Great as the GS150 was, there was a subtle lack of resolution that kept it in the “really great amplifier” category, instead of “one of the best amplifiers I’ve ever heard category.” The 160Ms smash that wall down. And while you might be tempted to exhaust your adjective gland, this result is more logical. Audio Research has building great amplifiers for over 40 years now. They’ve learned a lot, having tried a lot of things that don’t work during that period.

Yet these amplifiers go beyond that. I don’t want to spoil the review, but that’s going to take a while, and if you’re thinking about a holiday gift for yourself, or someone you know that would like a pair, do it.

Much as I hate to use superlatives, because it leaves you nowhere to go in the future, the 160Ms reveal more music than anything else I’ve ever heard from Audio Research. And they are one of the finest designs I’ve had the pleasure of listening to at any price. Considering how disappointing a number of six figure amplifiers I’ve heard have been, these are a mega bargain at $30,000 a pair. I wouldn’t be surprised decades from now if the 160Ms are spoken about in the same hushed tones as the D79. They are that good. Better, actually.

If you’re looking for an overly “tubey” sounding pair of power amplifiers, these will not be for you.

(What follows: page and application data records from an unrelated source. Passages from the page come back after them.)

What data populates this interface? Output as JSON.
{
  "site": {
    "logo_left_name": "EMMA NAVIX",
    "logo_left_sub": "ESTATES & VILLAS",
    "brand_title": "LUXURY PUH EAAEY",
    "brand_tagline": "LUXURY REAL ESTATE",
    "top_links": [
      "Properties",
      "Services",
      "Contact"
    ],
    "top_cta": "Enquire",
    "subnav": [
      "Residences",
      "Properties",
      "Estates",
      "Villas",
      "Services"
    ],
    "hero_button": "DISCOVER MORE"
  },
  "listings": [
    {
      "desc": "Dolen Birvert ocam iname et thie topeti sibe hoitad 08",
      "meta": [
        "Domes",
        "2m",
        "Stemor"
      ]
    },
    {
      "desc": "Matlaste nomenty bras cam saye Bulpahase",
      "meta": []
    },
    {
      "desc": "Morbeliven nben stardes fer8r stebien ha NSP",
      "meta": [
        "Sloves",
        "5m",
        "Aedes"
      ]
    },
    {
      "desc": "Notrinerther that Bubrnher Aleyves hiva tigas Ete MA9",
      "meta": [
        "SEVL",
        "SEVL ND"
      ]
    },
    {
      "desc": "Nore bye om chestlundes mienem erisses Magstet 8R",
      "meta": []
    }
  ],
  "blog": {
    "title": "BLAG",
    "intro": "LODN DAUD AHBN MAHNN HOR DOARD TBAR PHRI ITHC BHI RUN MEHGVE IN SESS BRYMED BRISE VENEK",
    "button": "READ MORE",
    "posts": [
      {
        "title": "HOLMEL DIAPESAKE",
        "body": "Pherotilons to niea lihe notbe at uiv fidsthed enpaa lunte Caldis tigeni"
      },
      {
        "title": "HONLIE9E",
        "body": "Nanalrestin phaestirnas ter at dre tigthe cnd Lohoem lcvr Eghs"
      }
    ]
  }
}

However, if you are looking for power amplifiers that offer an incredibly rich musical experience that will make it easy for you to forget about the gear entirely, and 150 watts per channel is enough to drive your speakers, these are my choice.

As they used to say, “Run, don’t walk” to your Audio Research dealer and get in line for a pair of the REF160Ms. Further review spoiler: the 160Ms are our Product of the Year choice in the amplifier category for 2018. Watch for the in-depth analysis in issue 95. As I like to say, “Just buy em.”

The ARC REF160M Monoblock Amplifiers

MSRP: $30,000/pair

Please click here to visit the Audio Research website